Quote of the Day: Fettucini alfredo is mac and cheese for adults. ~ Mitch Hedberg

Friday, January 13, 2012

Beer-Battered Fish Tacos with Creamy Chipotle Sauce

The first time I had fish tacos was just this past September, in while in Aruba with my sister Allie. One evening after being totally exhausted from a fantastic snorkeling trip and not feeling much like venturing downtown for dinner, we headed down to the hotel's sports-themed bar/restaurant for a quick bite. We were very, very pleasantly surprised. Despite the corny ambiance we were fully impressed by their fish tacos, made with perfectly fried local fish and fresh, yummy toppings on white flour tortillas. Delish.

So, for some reason, I decided that I wanted to make some fish tacos of my own while still here on the Cape. Adventure!

The sauce is based off of my recipe for the spicy chipotle dressing that I used in my black bean bowls with brown rice and sweet corn salsa back in June. Basically you'll want to make the dressing in a food processor and add sour cream until you are happy with the texture - probably around three quarters of a cup or more. Since this will also cool down the spiciness of the sauce, it may take a little fiddling with to reach the level of spiciness that you're going for, but it's totally worth it. Also, this way you can make a signature sauce that's all your own.
Crispy golden fried fish covered in sauce and toppings.
This recipe serves 4 people.

1 1/2 lb. fresh cod fillets, sliced diagonally into about 4 inch strips
White flour tortillas (Not corn.

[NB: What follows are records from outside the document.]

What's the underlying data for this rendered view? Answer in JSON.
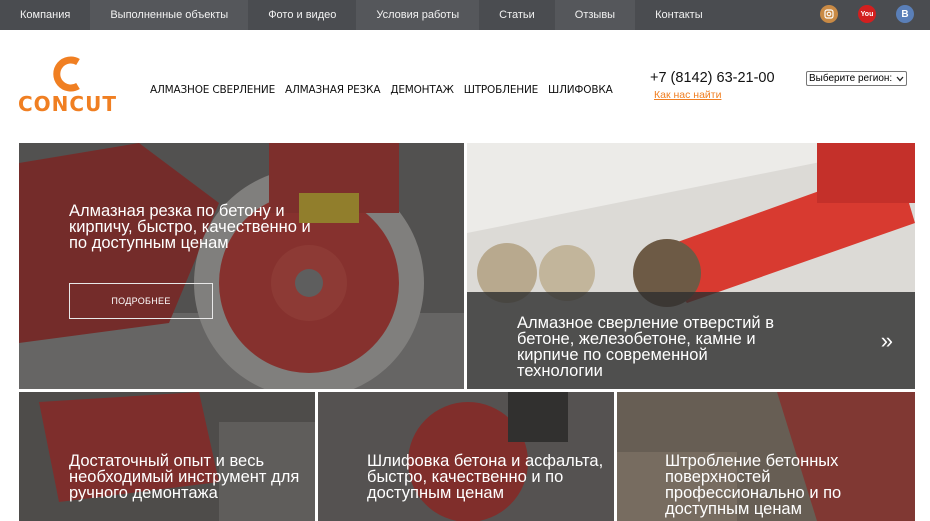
{
  "topbar": {
    "links": [
      "Компания",
      "Выполненные объекты",
      "Фото и видео",
      "Условия работы",
      "Статьи",
      "Отзывы",
      "Контакты"
    ],
    "socials": {
      "instagram_icon": "instagram-icon",
      "youtube_label": "You",
      "vk_label": "В"
    }
  },
  "header": {
    "logo_text": "CONCUT",
    "brand_color": "#f07f22",
    "nav": [
      "АЛМАЗНОЕ СВЕРЛЕНИЕ",
      "АЛМАЗНАЯ РЕЗКА",
      "ДЕМОНТАЖ",
      "ШТРОБЛЕНИЕ",
      "ШЛИФОВКА"
    ],
    "phone": "+7 (8142) 63-21-00",
    "how_to_find": "Как нас найти",
    "region_select": "Выберите регион:"
  },
  "tiles": [
    {
      "title": "Алмазная резка по бетону и кирпичу, быстро, качественно и по доступным ценам",
      "button": "ПОДРОБНЕЕ"
    },
    {
      "title": "Алмазное сверление отверстий в бетоне, железобетоне, камне и кирпиче по современной технологии",
      "arrow": "»"
    },
    {
      "title": "Достаточный опыт и весь необходимый инструмент для ручного демонтажа"
    },
    {
      "title": "Шлифовка бетона и асфальта, быстро, качественно и по доступным ценам"
    },
    {
      "title": "Штробление бетонных поверхностей профессионально и по доступным ценам"
    }
  ]
}
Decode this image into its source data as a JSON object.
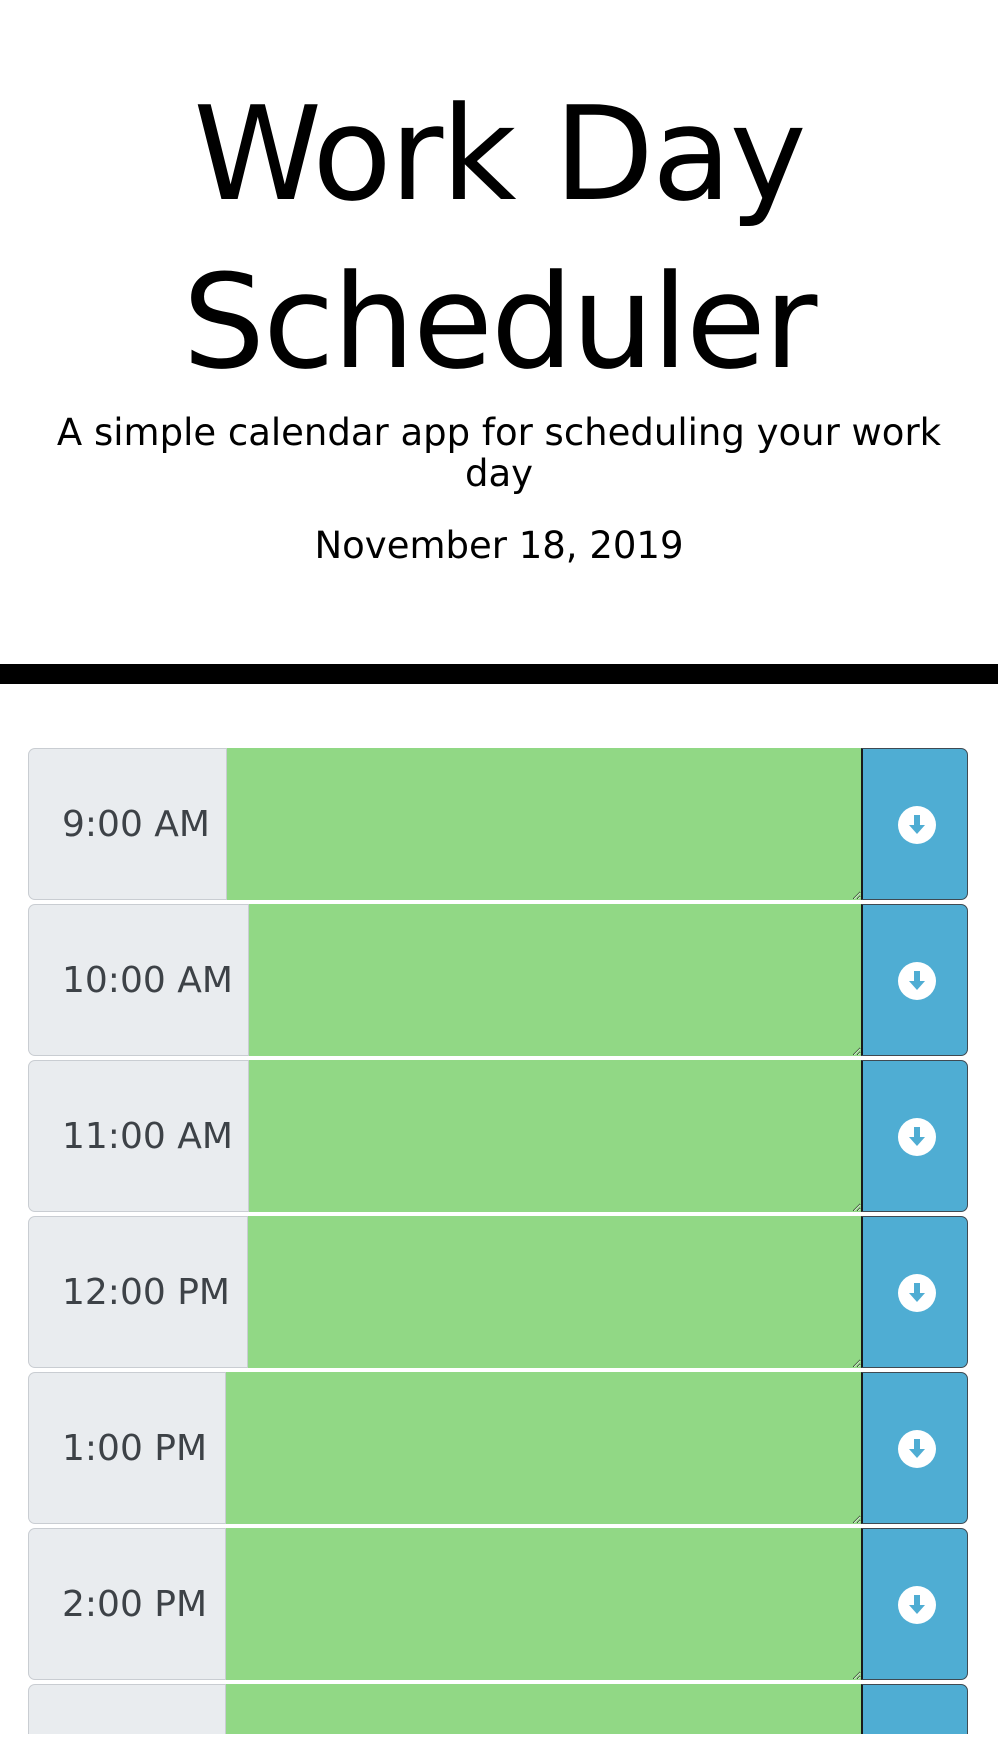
{
  "header": {
    "title": "Work Day Scheduler",
    "subtitle": "A simple calendar app for scheduling your work day",
    "current_date": "November 18, 2019"
  },
  "colors": {
    "hour_background": "#e9ecef",
    "future_block": "#91d885",
    "save_button": "#4fadd3",
    "divider": "#000000"
  },
  "save_icon": "download-circle-icon",
  "time_blocks": [
    {
      "hour": "9:00 AM",
      "entry_text": ""
    },
    {
      "hour": "10:00 AM",
      "entry_text": ""
    },
    {
      "hour": "11:00 AM",
      "entry_text": ""
    },
    {
      "hour": "12:00 PM",
      "entry_text": ""
    },
    {
      "hour": "1:00 PM",
      "entry_text": ""
    },
    {
      "hour": "2:00 PM",
      "entry_text": ""
    },
    {
      "hour": "",
      "entry_text": ""
    }
  ]
}
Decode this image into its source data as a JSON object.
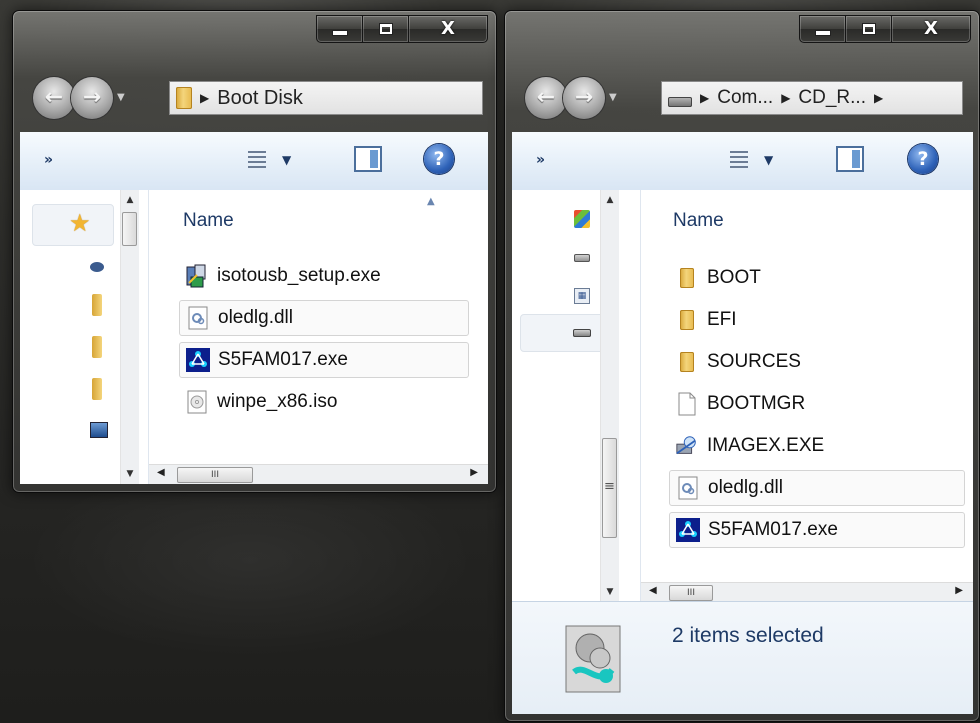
{
  "left_window": {
    "controls": {
      "minimize": "minimize",
      "maximize": "maximize",
      "close": "X"
    },
    "breadcrumb": [
      "Boot Disk"
    ],
    "toolbar": {
      "overflow": "»"
    },
    "column_header": "Name",
    "files": [
      {
        "name": "isotousb_setup.exe",
        "icon": "installer-icon",
        "selected": false
      },
      {
        "name": "oledlg.dll",
        "icon": "dll-icon",
        "selected": true
      },
      {
        "name": "S5FAM017.exe",
        "icon": "exe-app-icon",
        "selected": true
      },
      {
        "name": "winpe_x86.iso",
        "icon": "iso-disc-icon",
        "selected": false
      }
    ],
    "hscroll_grip": "III"
  },
  "right_window": {
    "controls": {
      "minimize": "minimize",
      "maximize": "maximize",
      "close": "X"
    },
    "breadcrumb": [
      "Com...",
      "CD_R..."
    ],
    "toolbar": {
      "overflow": "»"
    },
    "column_header": "Name",
    "files": [
      {
        "name": "BOOT",
        "icon": "folder-icon",
        "selected": false
      },
      {
        "name": "EFI",
        "icon": "folder-icon",
        "selected": false
      },
      {
        "name": "SOURCES",
        "icon": "folder-icon",
        "selected": false
      },
      {
        "name": "BOOTMGR",
        "icon": "file-icon",
        "selected": false
      },
      {
        "name": "IMAGEX.EXE",
        "icon": "imagex-icon",
        "selected": false
      },
      {
        "name": "oledlg.dll",
        "icon": "dll-icon",
        "selected": true
      },
      {
        "name": "S5FAM017.exe",
        "icon": "exe-app-icon",
        "selected": true
      }
    ],
    "hscroll_grip": "III",
    "vscroll_grip": "≡",
    "status": "2 items selected"
  },
  "colors": {
    "selection_border": "#d4d4d4",
    "toolbar_top": "#f7fbfe",
    "toolbar_bottom": "#d9e6f4",
    "link_blue": "#1e3a66"
  }
}
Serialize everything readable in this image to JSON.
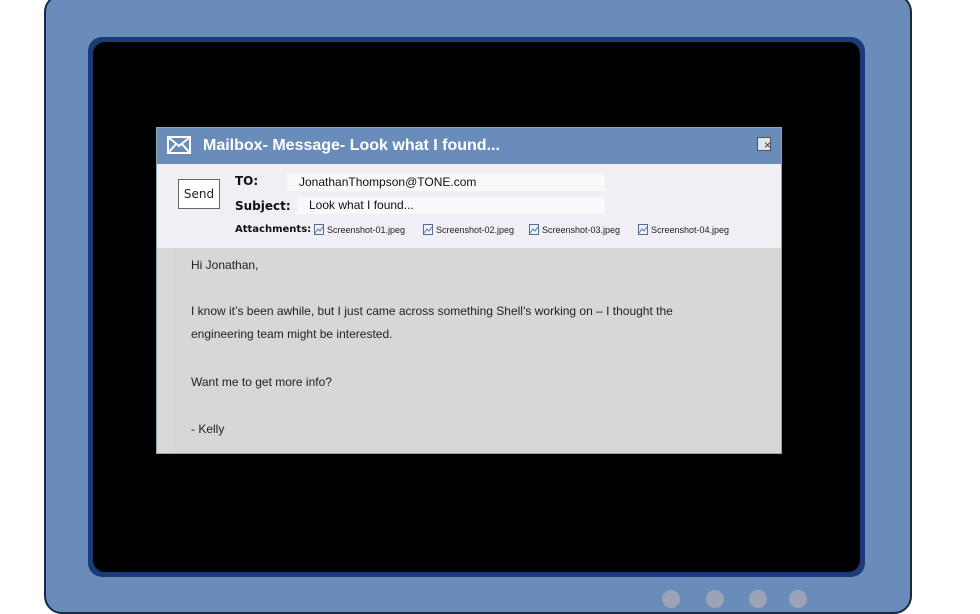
{
  "window": {
    "title": "Mailbox- Message- Look what I found...",
    "close_label": "×"
  },
  "header": {
    "send_label": "Send",
    "to_label": "TO:",
    "to_value": "JonathanThompson@TONE.com",
    "subject_label": "Subject:",
    "subject_value": "Look what I found...",
    "attachments_label": "Attachments:",
    "attachments": [
      "Screenshot-01.jpeg",
      "Screenshot-02.jpeg",
      "Screenshot-03.jpeg",
      "Screenshot-04.jpeg"
    ]
  },
  "body": {
    "greeting": "Hi Jonathan,",
    "line1": "I know it’s been awhile, but I just came across something Shell’s working on – I thought the",
    "line2": "engineering team might be interested.",
    "line3": "Want me to get more info?",
    "signature": "- Kelly"
  },
  "colors": {
    "titlebar": "#6a8cba",
    "monitor": "#6a8cba",
    "bezel": "#1a3a78"
  },
  "icons": {
    "title": "envelope-icon",
    "attachment": "image-file-icon"
  }
}
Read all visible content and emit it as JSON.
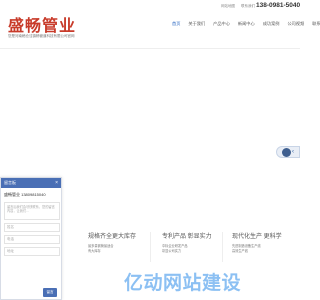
{
  "header": {
    "logo": "盛畅管业",
    "logo_subtitle": "您是河南稿仓洼镇畅管道科技有限公司官网",
    "phone": "138-0981-5040",
    "util_links": [
      "网站地图",
      "联系我们"
    ]
  },
  "nav": {
    "items": [
      "首页",
      "关于我们",
      "产品中心",
      "新闻中心",
      "成功案例",
      "公司视频",
      "联系我们"
    ],
    "active_index": 0
  },
  "chat": {
    "title": "留言板",
    "company": "盛畅管业 13809815040",
    "message_placeholder": "留言后我们会尽快联系，您的留言内容，让我们...",
    "fields": [
      "姓名",
      "电话",
      "地址"
    ],
    "submit_label": "留言"
  },
  "features": [
    {
      "title": "规格齐全更大库存",
      "desc": [
        "最多量钢管最适合",
        "有大库存"
      ]
    },
    {
      "title": "专利产品 彰显实力",
      "desc": [
        "中标企业研发产品",
        "彰显公司实力"
      ]
    },
    {
      "title": "现代化生产 更科学",
      "desc": [
        "先进制造设备生产线",
        "高效生产线"
      ]
    }
  ],
  "watermark": "亿动网站建设",
  "colors": {
    "brand": "#c83b2a",
    "accent": "#4a6fb5",
    "nav_active": "#1f5fbf"
  }
}
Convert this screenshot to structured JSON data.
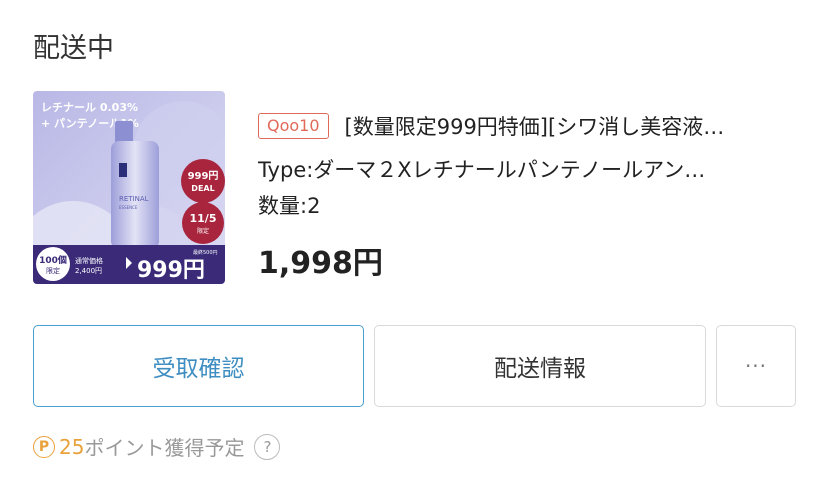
{
  "order": {
    "status": "配送中",
    "thumbnail": {
      "headline_1": "レチナール 0.03%",
      "headline_2": "+ パンテノール1%",
      "bottle_label_1": "RETINAL",
      "bottle_label_2": "ESSENCE",
      "deal_badge_1": "999円",
      "deal_badge_2": "DEAL",
      "date_badge_1": "11/5",
      "date_badge_2": "限定",
      "limit_1": "100個",
      "limit_2": "限定",
      "regular_label": "通常価格",
      "regular_price": "2,400円",
      "discount_note": "最終500円",
      "sale_price": "999円"
    },
    "shop_badge": "Qoo10",
    "product_name": "[数量限定999円特価][シワ消し美容液…",
    "type": "Type:ダーマ２Xレチナールパンテノールアン…",
    "quantity": "数量:2",
    "price": "1,998円"
  },
  "actions": {
    "receive_label": "受取確認",
    "shipping_label": "配送情報",
    "more_label": "···"
  },
  "points": {
    "icon_letter": "P",
    "count": "25",
    "label": "ポイント獲得予定",
    "help": "?"
  },
  "colors": {
    "accent_blue": "#3f8ec2",
    "qoo_red": "#e06a5a",
    "point_orange": "#e8a23c"
  }
}
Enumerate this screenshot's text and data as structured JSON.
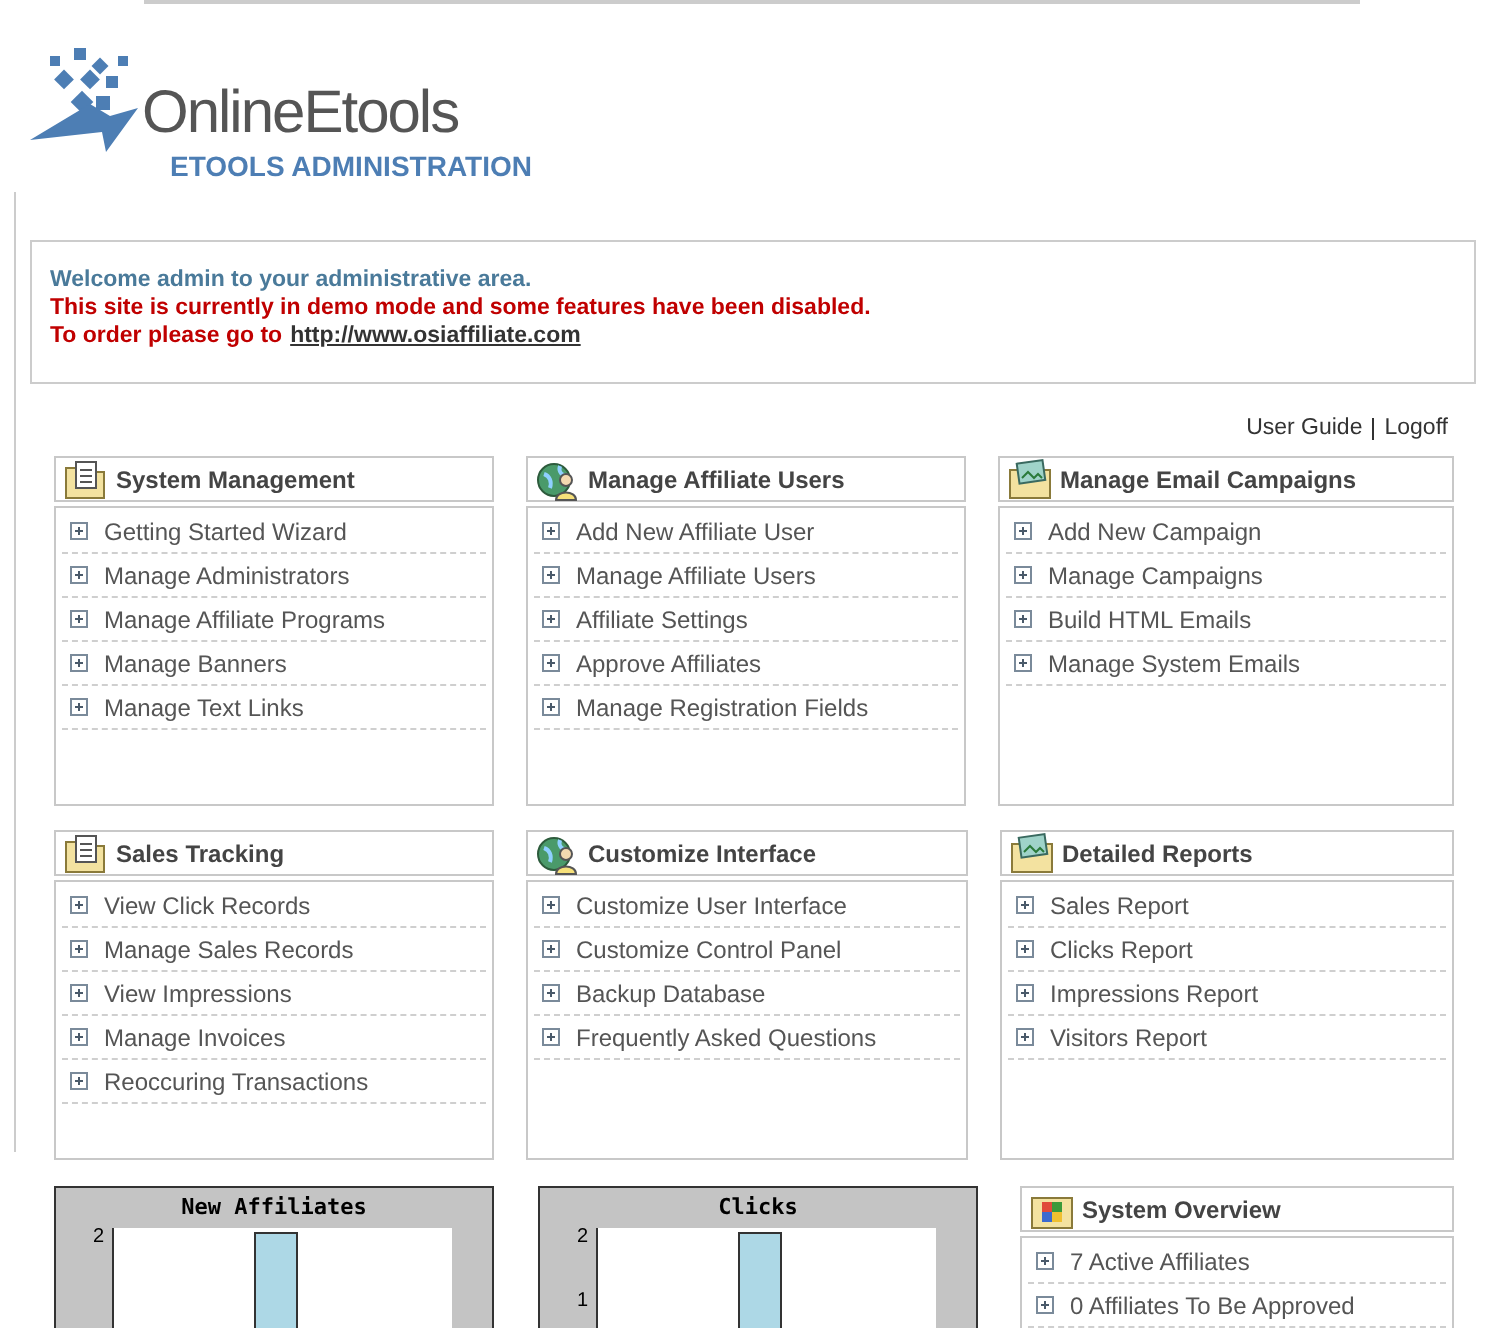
{
  "logo": {
    "name": "OnlineEtools",
    "subtitle": "ETOOLS ADMINISTRATION"
  },
  "notice": {
    "welcome": "Welcome admin to your administrative area.",
    "demo": "This site is currently in demo mode and some features have been disabled.",
    "order": "To order please go to",
    "link": "http://www.osiaffiliate.com"
  },
  "top_links": [
    {
      "label": "User Guide"
    },
    {
      "label": "Logoff"
    }
  ],
  "panels": [
    {
      "title": "System Management",
      "items": [
        "Getting Started Wizard",
        "Manage Administrators",
        "Manage Affiliate Programs",
        "Manage Banners",
        "Manage Text Links"
      ]
    },
    {
      "title": "Manage Affiliate Users",
      "items": [
        "Add New Affiliate User",
        "Manage Affiliate Users",
        "Affiliate Settings",
        "Approve Affiliates",
        "Manage Registration Fields"
      ]
    },
    {
      "title": "Manage Email Campaigns",
      "items": [
        "Add New Campaign",
        "Manage Campaigns",
        "Build HTML Emails",
        "Manage System Emails"
      ]
    },
    {
      "title": "Sales Tracking",
      "items": [
        "View Click Records",
        "Manage Sales Records",
        "View Impressions",
        "Manage Invoices",
        "Reoccuring Transactions"
      ]
    },
    {
      "title": "Customize Interface",
      "items": [
        "Customize User Interface",
        "Customize Control Panel",
        "Backup Database",
        "Frequently Asked Questions"
      ]
    },
    {
      "title": "Detailed Reports",
      "items": [
        "Sales Report",
        "Clicks Report",
        "Impressions Report",
        "Visitors Report"
      ]
    }
  ],
  "charts": [
    {
      "title": "New Affiliates",
      "tick_labels": [
        "2"
      ]
    },
    {
      "title": "Clicks",
      "tick_labels": [
        "2",
        "1"
      ]
    }
  ],
  "overview": {
    "title": "System Overview",
    "items": [
      "7 Active Affiliates",
      "0 Affiliates To Be Approved"
    ]
  }
}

That is a mistake that I very nearly made.)
2 cups all-purpose flour
1 12 oz. bottle of lager (I used Sankaty Light Lager made by Cisco Brewers on Nantucket, which I recommend.)
Oil for frying (quantity will depend on the vessel you're using)
1/2 tsp. Old Bay Seasoning or a "house seasoning" mix

Oil for frying
Slotted or basket spoon, wok or cast-iron dutch oven for frying

1. Heat oil in your dutch oven or wok. If you have a thermometer for these purposes, you'll want it around 375 Fahrenheit. If not, you want it hot enough that if you add a drop of water, the oil sizzles and freaks out a little. Very scientific. (Another trick is to test the temperature with a cube of bread. If it browns within a minute, it's ready to go). Meanwhile, preheat your oven to 350 Fahrenheit.
2. Wrap your tortillas up in some aluminum foil and place in the oven. In a large bowl, pour out the beer. Sift 1 1/2 cups of the flour into the bowl, add house seasoning and whisk until just combined.
3. Pat fish dry with a paper towel, season on both sides with salt and pepper and coat with beer batter. Dredge fish in remaining flour and slide into the oil.
4. Fry fish until deep golden and cooked through, about 4 - 5 minutes. Transfer to baking sheet lined with paper towels and keep warm in oven, frying the remaining fish in batches.
5. Serve fish with toppings and sauce on a small pitcher, gravy boat, or with a ladle, and the warmed tortillas.

This batter is, in a word, fantastic. With the Sankaty Light Lager we used our batter came out light and crispy, without overwhelming the delicious, flaky white fish. I would recommend this for any kind of fried fish or seafood that you feel like beer-battering. The toppings are up to your own artistic license. I served them with shredded red cabbage, thinly sliced red onion, guacamole, a wedge of lime and the chipotle sauce, but they would also be delicious with a corn salsa, diced peppers and onions or even cucumber, if you're feeling adventurous.

My only caveat with this dish is the work involved. There is nothing difficult about the frying - the battering and cooking are all pretty simple - but you will almost certainly want an extra set of hands to help scoop out the cooked fish strips and transfer them to the baking sheet. Fortunately my Mom was there to (enthusiastically) do everything that my batter-covered hands were much too gunky to do. So grab a friend or two, some fresh fish and a beer and make some yummy, crispy tacos!

Quote of the Day: Chance is always powerful. Let your hook always be cast; in the pool where you least expect it, there will be fish. ~ Ovid